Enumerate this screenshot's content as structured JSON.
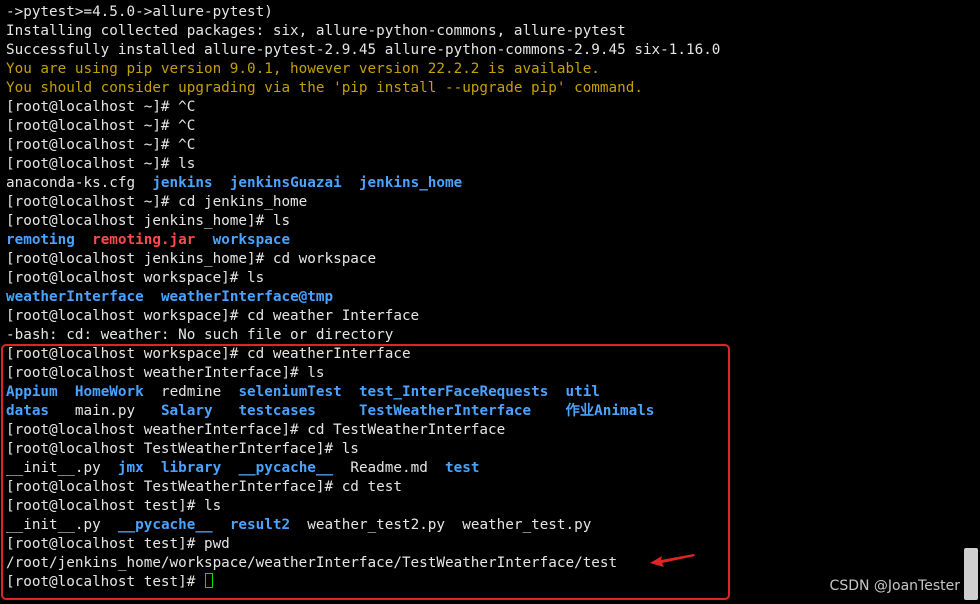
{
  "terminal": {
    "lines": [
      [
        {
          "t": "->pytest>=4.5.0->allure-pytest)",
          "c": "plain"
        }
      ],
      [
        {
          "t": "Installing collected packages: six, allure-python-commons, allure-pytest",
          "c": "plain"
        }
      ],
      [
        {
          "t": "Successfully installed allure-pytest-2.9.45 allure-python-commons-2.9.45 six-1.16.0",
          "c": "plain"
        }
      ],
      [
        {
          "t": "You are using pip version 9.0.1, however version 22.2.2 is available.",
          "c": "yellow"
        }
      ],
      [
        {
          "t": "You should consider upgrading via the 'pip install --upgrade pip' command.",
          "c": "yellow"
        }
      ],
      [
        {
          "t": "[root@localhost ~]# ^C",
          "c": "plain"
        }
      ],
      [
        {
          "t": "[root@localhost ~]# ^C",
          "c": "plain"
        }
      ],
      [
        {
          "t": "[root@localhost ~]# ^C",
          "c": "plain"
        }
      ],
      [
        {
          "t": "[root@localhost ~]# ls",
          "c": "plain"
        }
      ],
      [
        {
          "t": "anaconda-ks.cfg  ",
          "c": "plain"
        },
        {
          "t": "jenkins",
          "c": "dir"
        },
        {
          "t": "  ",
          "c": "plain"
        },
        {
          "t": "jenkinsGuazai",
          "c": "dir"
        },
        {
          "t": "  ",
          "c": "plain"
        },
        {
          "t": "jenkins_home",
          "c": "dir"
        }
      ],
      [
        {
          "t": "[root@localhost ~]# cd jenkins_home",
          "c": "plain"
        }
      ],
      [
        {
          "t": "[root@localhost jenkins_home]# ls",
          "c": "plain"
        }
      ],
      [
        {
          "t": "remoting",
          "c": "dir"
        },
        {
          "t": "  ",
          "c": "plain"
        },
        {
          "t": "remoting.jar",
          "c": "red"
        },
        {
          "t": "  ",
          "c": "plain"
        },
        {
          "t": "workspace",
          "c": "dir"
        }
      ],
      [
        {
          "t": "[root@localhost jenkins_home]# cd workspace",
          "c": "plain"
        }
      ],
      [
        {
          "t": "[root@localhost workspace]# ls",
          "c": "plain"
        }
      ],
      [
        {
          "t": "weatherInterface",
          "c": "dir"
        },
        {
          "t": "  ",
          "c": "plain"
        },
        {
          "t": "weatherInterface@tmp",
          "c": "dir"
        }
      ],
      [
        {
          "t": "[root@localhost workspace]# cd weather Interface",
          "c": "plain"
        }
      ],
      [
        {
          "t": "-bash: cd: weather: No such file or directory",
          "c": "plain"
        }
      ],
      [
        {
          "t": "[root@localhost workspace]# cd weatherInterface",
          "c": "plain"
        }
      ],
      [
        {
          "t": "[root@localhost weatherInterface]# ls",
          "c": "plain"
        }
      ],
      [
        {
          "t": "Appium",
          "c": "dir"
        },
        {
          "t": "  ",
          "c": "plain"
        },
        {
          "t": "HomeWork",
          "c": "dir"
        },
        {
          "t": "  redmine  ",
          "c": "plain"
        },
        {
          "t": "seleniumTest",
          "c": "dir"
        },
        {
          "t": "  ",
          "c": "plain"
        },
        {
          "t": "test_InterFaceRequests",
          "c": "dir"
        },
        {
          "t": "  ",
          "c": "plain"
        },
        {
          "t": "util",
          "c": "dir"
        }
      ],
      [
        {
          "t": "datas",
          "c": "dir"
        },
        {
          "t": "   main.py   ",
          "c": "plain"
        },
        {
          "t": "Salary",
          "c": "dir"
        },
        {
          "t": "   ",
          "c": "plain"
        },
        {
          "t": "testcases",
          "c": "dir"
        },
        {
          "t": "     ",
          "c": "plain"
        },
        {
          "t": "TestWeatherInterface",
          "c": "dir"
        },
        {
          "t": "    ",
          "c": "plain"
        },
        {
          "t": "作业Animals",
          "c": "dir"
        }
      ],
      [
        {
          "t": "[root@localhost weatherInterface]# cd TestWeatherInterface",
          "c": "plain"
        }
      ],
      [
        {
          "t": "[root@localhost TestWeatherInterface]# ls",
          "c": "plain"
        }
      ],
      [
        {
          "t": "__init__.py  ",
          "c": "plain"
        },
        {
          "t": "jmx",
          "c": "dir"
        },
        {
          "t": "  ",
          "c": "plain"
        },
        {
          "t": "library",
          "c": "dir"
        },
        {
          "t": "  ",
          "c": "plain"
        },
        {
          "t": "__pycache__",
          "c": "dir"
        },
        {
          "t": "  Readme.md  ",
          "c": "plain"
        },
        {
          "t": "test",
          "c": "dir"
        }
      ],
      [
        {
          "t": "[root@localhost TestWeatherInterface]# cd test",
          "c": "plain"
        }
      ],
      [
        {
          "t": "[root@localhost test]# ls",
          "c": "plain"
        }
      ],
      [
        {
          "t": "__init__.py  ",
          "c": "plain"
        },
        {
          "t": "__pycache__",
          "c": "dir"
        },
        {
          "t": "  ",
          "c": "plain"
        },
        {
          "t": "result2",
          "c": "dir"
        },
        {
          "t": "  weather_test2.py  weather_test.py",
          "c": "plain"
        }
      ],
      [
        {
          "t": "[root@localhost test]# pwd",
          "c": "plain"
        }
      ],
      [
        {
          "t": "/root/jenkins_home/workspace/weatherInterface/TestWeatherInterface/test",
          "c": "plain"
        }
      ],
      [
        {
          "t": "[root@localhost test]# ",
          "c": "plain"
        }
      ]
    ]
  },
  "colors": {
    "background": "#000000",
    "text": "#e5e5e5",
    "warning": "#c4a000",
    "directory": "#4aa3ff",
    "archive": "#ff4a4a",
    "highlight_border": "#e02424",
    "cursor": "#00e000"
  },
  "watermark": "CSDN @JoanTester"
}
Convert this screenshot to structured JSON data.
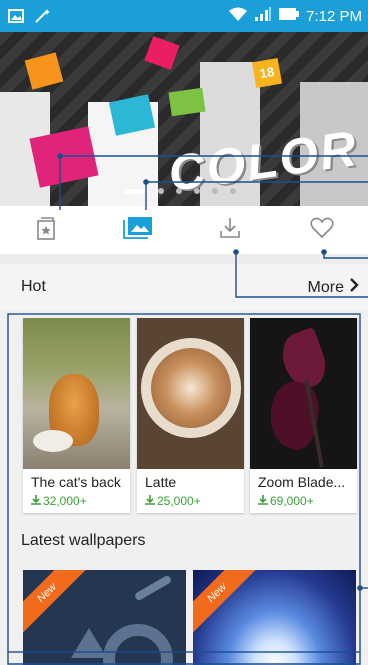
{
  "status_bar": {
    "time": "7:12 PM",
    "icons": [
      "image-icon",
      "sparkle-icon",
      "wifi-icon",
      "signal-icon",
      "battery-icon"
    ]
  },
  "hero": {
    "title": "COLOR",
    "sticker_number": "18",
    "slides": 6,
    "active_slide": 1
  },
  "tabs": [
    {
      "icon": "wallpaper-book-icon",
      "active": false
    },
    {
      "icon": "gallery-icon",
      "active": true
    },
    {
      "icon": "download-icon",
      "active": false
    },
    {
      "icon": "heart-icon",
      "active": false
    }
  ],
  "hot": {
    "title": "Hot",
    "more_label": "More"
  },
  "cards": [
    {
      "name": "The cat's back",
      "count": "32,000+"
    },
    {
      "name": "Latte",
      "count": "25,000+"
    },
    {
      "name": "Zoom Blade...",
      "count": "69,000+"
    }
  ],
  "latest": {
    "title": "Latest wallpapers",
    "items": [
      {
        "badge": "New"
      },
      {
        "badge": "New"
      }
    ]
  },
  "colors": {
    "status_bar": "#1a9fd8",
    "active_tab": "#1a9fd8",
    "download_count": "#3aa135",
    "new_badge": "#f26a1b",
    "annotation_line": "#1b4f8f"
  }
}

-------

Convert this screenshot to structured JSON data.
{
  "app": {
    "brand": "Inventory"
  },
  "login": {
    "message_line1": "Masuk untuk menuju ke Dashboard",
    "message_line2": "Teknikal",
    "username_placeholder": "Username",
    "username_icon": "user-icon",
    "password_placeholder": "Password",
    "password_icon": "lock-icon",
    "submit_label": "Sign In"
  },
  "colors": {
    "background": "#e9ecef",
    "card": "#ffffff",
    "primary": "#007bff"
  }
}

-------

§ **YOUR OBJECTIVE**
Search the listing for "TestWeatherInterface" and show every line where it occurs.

§ **EXPECTED OUTPUT**
          "t": "TestWeatherInterface",
          "t": "[root@localhost weatherInterface]# cd TestWeatherInterface",
          "t": "[root@localhost TestWeatherInterface]# ls",
          "t": "[root@localhost TestWeatherInterface]# cd test",
          "t": "/root/jenkins_home/workspace/weatherInterface/TestWeatherInterface/test",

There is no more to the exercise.